Religion in the White House


What is the relationship, if any, between a president’s religious beliefs and policies? On Thursday, March 14th, the Boisi Center welcomed Kenneth L. Woodward, former religion editor for Newsweek, to Boston College to address this question in the 2nd Annual Wolfe Lecture on Religion and American Politics on “Religion in the White House.” Woodward argued that a president’s personal religious convictions have little influence over foreign or domestic policies; rather, religion has often been used as a justification for political decisions.

Woodward opened by discussing prevalent misunderstandings embedded in the stories we tell ourselves regarding national and religious identities. While there is widespread belief that the thirteen original colonies were predominantly devout Christian communities, Woodward argued that, at best, the colonists practiced a “baptized heathenism,” with only small percent of institutionally religious. Woodward pressed that religion in the colonial and revolutionary periods served a primarily social function in that it molded the conscience of citizens and provided a framework for the social order. In other words, religion wasn’t practiced as a good in itself; it was instrumentalized as a useful foundation for the social order.

Woodward went on to tie this instrumentalization of religion to the U.S. presidency. Woodward pressed that the president’s personal religion has, primarily, been used as a tool of persuasion for already-calculated political decisions, having little causal impact on political policies themselves. Woodward offered a few examples, including President William McKinley and his dealings with the Philippines.

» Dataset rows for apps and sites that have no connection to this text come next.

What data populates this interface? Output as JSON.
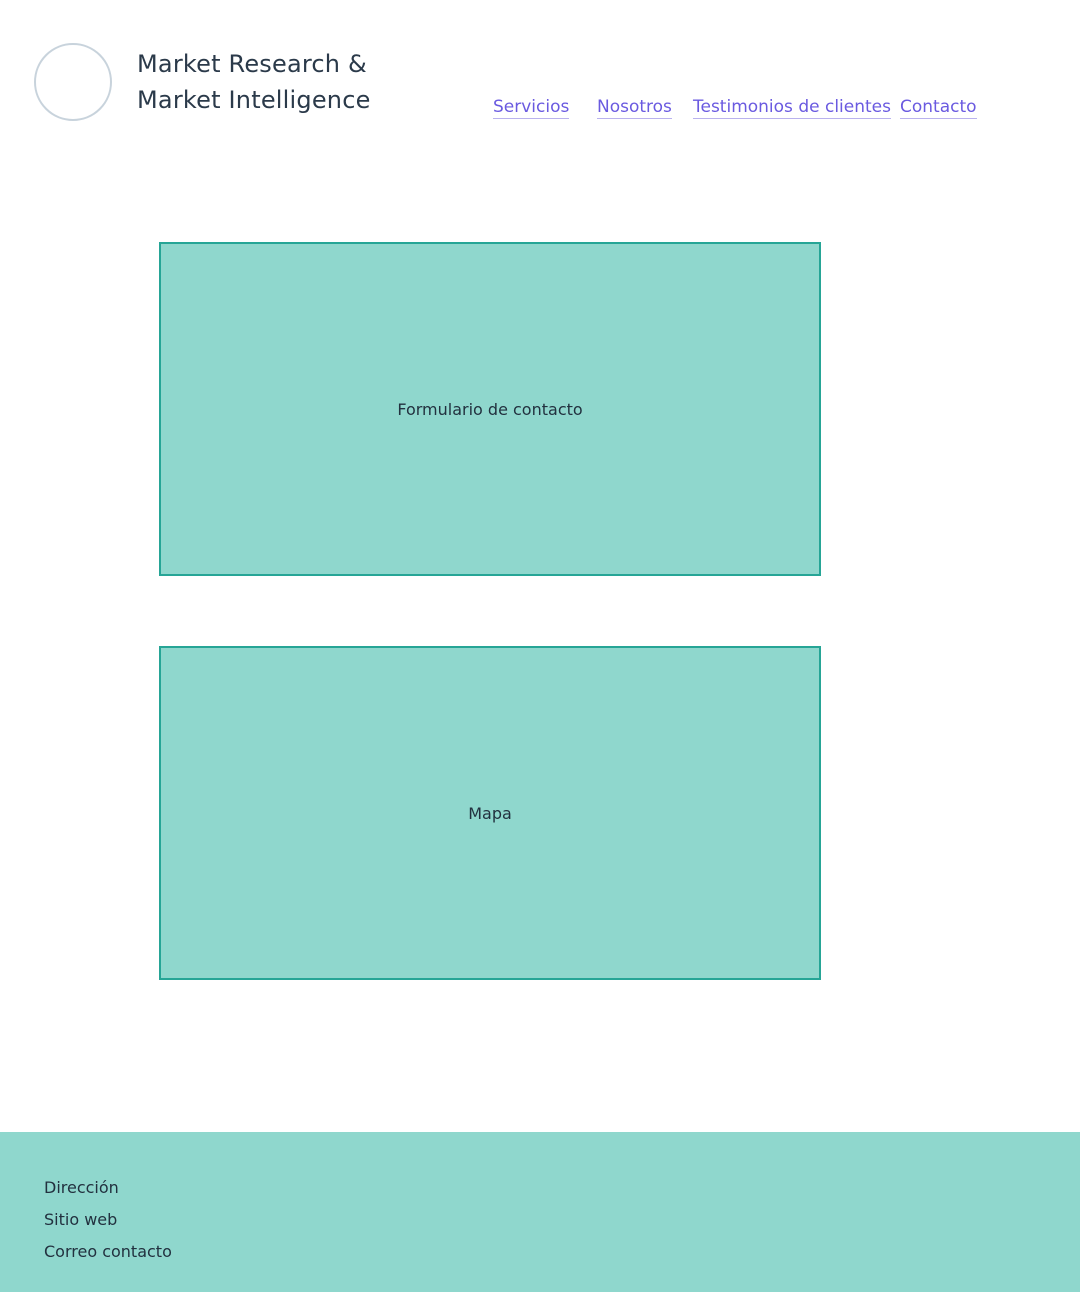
{
  "header": {
    "brand_line1": "Market Research &",
    "brand_line2": "Market Intelligence",
    "logo_icon": "logo-placeholder-circle"
  },
  "nav": {
    "items": [
      {
        "label": "Servicios"
      },
      {
        "label": "Nosotros"
      },
      {
        "label": "Testimonios de clientes"
      },
      {
        "label": "Contacto"
      }
    ]
  },
  "main": {
    "contact_form_label": "Formulario de contacto",
    "map_label": "Mapa"
  },
  "footer": {
    "items": [
      {
        "label": "Dirección"
      },
      {
        "label": "Sitio web"
      },
      {
        "label": "Correo contacto"
      }
    ]
  },
  "colors": {
    "accent": "#6a5ae0",
    "placeholder_fill": "#8fd7cd",
    "placeholder_border": "#26a596",
    "text": "#22313f"
  }
}
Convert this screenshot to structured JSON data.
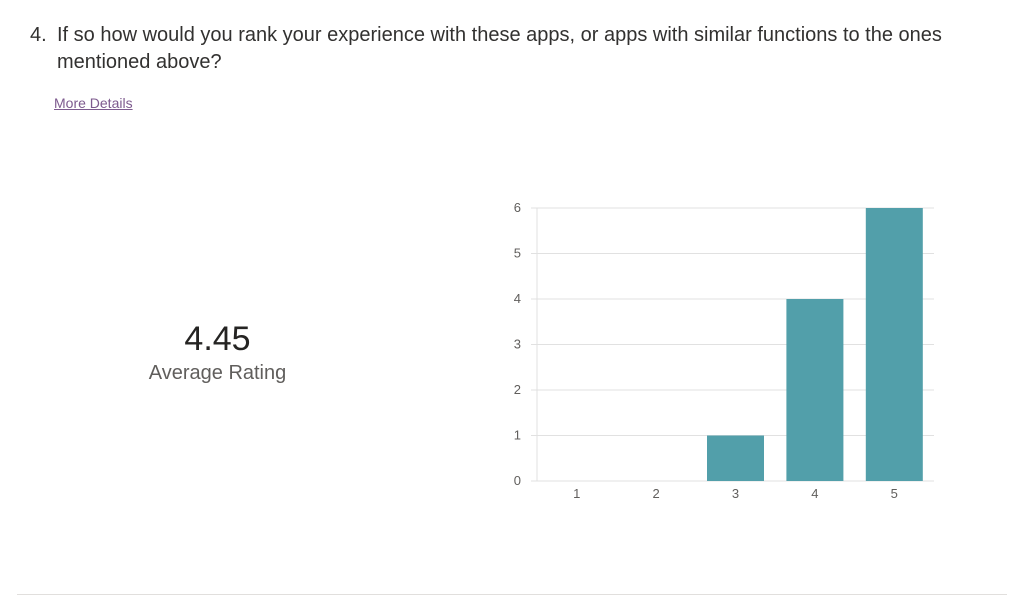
{
  "question": {
    "number": "4.",
    "text": "If so how would you rank your experience with these apps, or apps with similar functions to the ones mentioned above?"
  },
  "more_details_label": "More Details",
  "summary": {
    "average_value": "4.45",
    "average_label": "Average Rating"
  },
  "colors": {
    "bar": "#529faa",
    "grid": "#e1e1e1",
    "tick_text": "#605e5c",
    "link": "#7d5a8e"
  },
  "chart_data": {
    "type": "bar",
    "categories": [
      "1",
      "2",
      "3",
      "4",
      "5"
    ],
    "values": [
      0,
      0,
      1,
      4,
      6
    ],
    "ylim": [
      0,
      6
    ],
    "yticks": [
      0,
      1,
      2,
      3,
      4,
      5,
      6
    ],
    "grid": true
  }
}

After the Spanish were defeated and lost control of the Philippines, Mckinley had military, geographic, and political reasons to ensure the Philippines never came under the control of any other foreign entity. To justify his invasion of the Philippines, McKinley instrumentalized religion by claiming that it was essential to "christianize" the Filipino people, disregarding that the Philippines had been a Catholic country for over three hundred years.

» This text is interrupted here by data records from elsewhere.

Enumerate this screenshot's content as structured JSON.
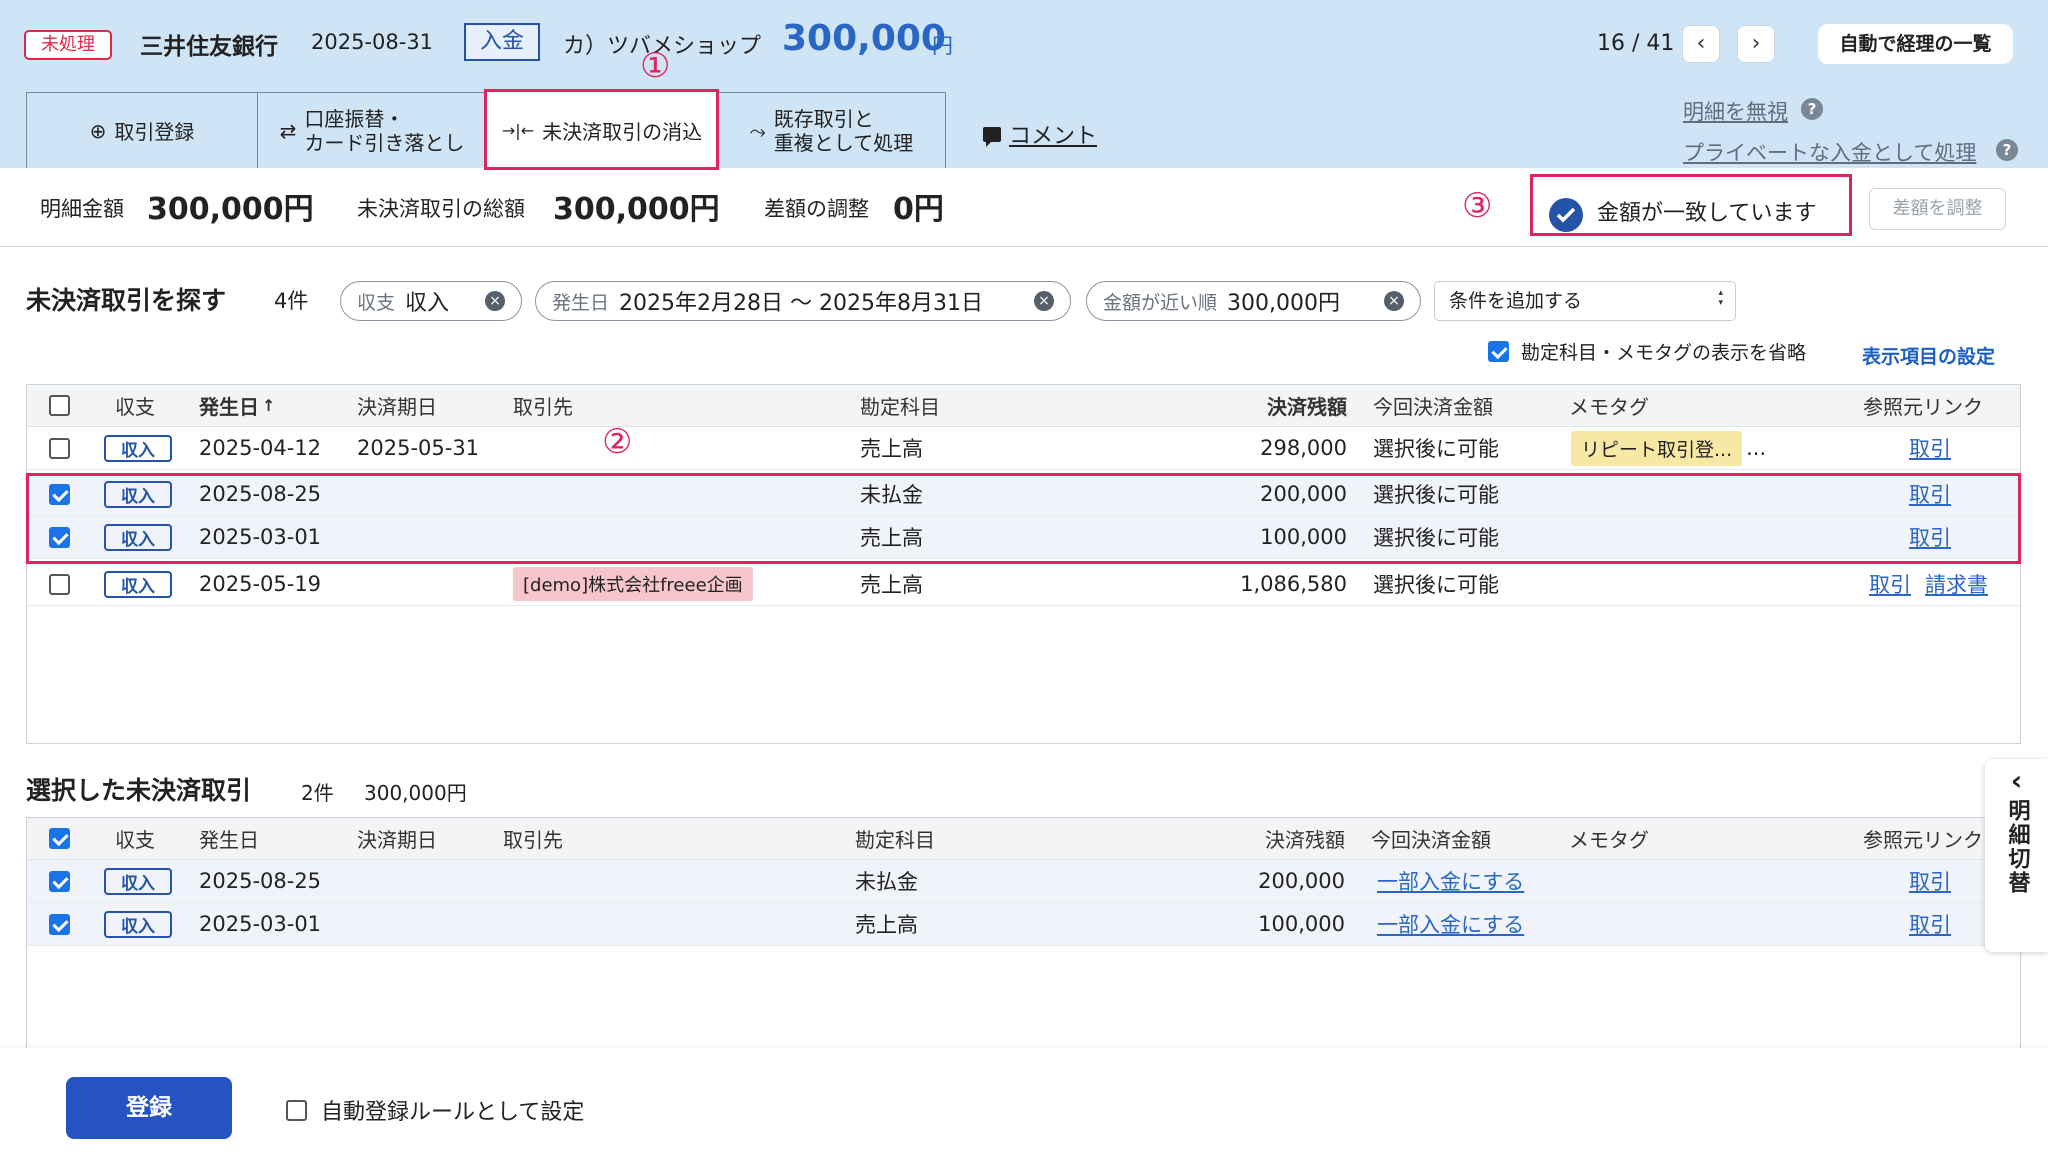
{
  "header": {
    "status": "未処理",
    "bank": "三井住友銀行",
    "date": "2025-08-31",
    "kind": "入金",
    "partner": "カ）ツバメショップ",
    "amount": "300,000",
    "yen": "円",
    "pager": "16 / 41",
    "prev": "‹",
    "next": "›",
    "auto_list": "自動で経理の一覧"
  },
  "annotations": {
    "a1": "①",
    "a2": "②",
    "a3": "③"
  },
  "tabs": [
    {
      "icon": "⊕",
      "label": "取引登録"
    },
    {
      "icon": "⇄",
      "label1": "口座振替・",
      "label2": "カード引き落とし"
    },
    {
      "icon": "→|←",
      "label": "未決済取引の消込"
    },
    {
      "icon": "⤳",
      "label1": "既存取引と",
      "label2": "重複として処理"
    }
  ],
  "comment": "コメント",
  "links": {
    "ignore": "明細を無視",
    "private": "プライベートな入金として処理",
    "help": "?"
  },
  "summary": {
    "detail_label": "明細金額",
    "detail_value": "300,000円",
    "total_label": "未決済取引の総額",
    "total_value": "300,000円",
    "diff_label": "差額の調整",
    "diff_value": "0円",
    "match_text": "金額が一致しています",
    "adjust_button": "差額を調整"
  },
  "search": {
    "title": "未決済取引を探す",
    "count": "4件",
    "chips": [
      {
        "key": "収支",
        "value": "収入"
      },
      {
        "key": "発生日",
        "value": "2025年2月28日 〜 2025年8月31日"
      },
      {
        "key": "金額が近い順",
        "value": "300,000円"
      }
    ],
    "chip_close": "×",
    "add_condition": "条件を追加する",
    "omit_label": "勘定科目・メモタグの表示を省略",
    "settings": "表示項目の設定"
  },
  "table_headers": {
    "type": "収支",
    "date": "発生日",
    "sort": "↑",
    "due": "決済期日",
    "partner": "取引先",
    "account": "勘定科目",
    "balance": "決済残額",
    "current": "今回決済金額",
    "memo": "メモタグ",
    "ref": "参照元リンク"
  },
  "search_rows": [
    {
      "type": "収入",
      "date": "2025-04-12",
      "due": "2025-05-31",
      "partner": "",
      "account": "売上高",
      "balance": "298,000",
      "current": "選択後に可能",
      "memo": "リピート取引登...",
      "memo_more": "...",
      "ref": "取引",
      "ref2": ""
    },
    {
      "type": "収入",
      "date": "2025-08-25",
      "due": "",
      "partner": "",
      "account": "未払金",
      "balance": "200,000",
      "current": "選択後に可能",
      "memo": "",
      "ref": "取引",
      "ref2": ""
    },
    {
      "type": "収入",
      "date": "2025-03-01",
      "due": "",
      "partner": "",
      "account": "売上高",
      "balance": "100,000",
      "current": "選択後に可能",
      "memo": "",
      "ref": "取引",
      "ref2": ""
    },
    {
      "type": "収入",
      "date": "2025-05-19",
      "due": "",
      "partner": "[demo]株式会社freee企画",
      "account": "売上高",
      "balance": "1,086,580",
      "current": "選択後に可能",
      "memo": "",
      "ref": "取引",
      "ref2": "請求書"
    }
  ],
  "selected": {
    "title": "選択した未決済取引",
    "count": "2件",
    "total": "300,000円",
    "rows": [
      {
        "type": "収入",
        "date": "2025-08-25",
        "account": "未払金",
        "balance": "200,000",
        "partial": "一部入金にする",
        "ref": "取引"
      },
      {
        "type": "収入",
        "date": "2025-03-01",
        "account": "売上高",
        "balance": "100,000",
        "partial": "一部入金にする",
        "ref": "取引"
      }
    ]
  },
  "footer": {
    "register": "登録",
    "auto_rule": "自動登録ルールとして設定"
  },
  "side_toggle": {
    "arrow": "‹",
    "label": "明細切替"
  }
}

Towards the end of his lecture, Woodward discussed the presidential election of 2016 and its ties to religion, especially evangelicals. Many have argued that since four out of five evangelical Christians voted for Trump, religion was a key factor in the last election. According to Woodward, this is a mistake, as exit polls only provide the profile of voters and their choices, not the reasons why they voted for that candidate. Woodward, instead, contends that evangelicals voted for Trump in the last election for two reasons, neither of which have to do directly with their religion. First, a deep dislike and a distrust in Hillary Clinton. Second, economic hardship and anxieties about the future; many Evangelicals have an income of less than $30,000 a year, and have seen little wage increase since the 1980’s. 

The Q&A session was dedicated to the future of the Republican party, the role of national religious figures, such as Billy Graham, and their relationships to the president, and the role of religion in the lives of young adults today.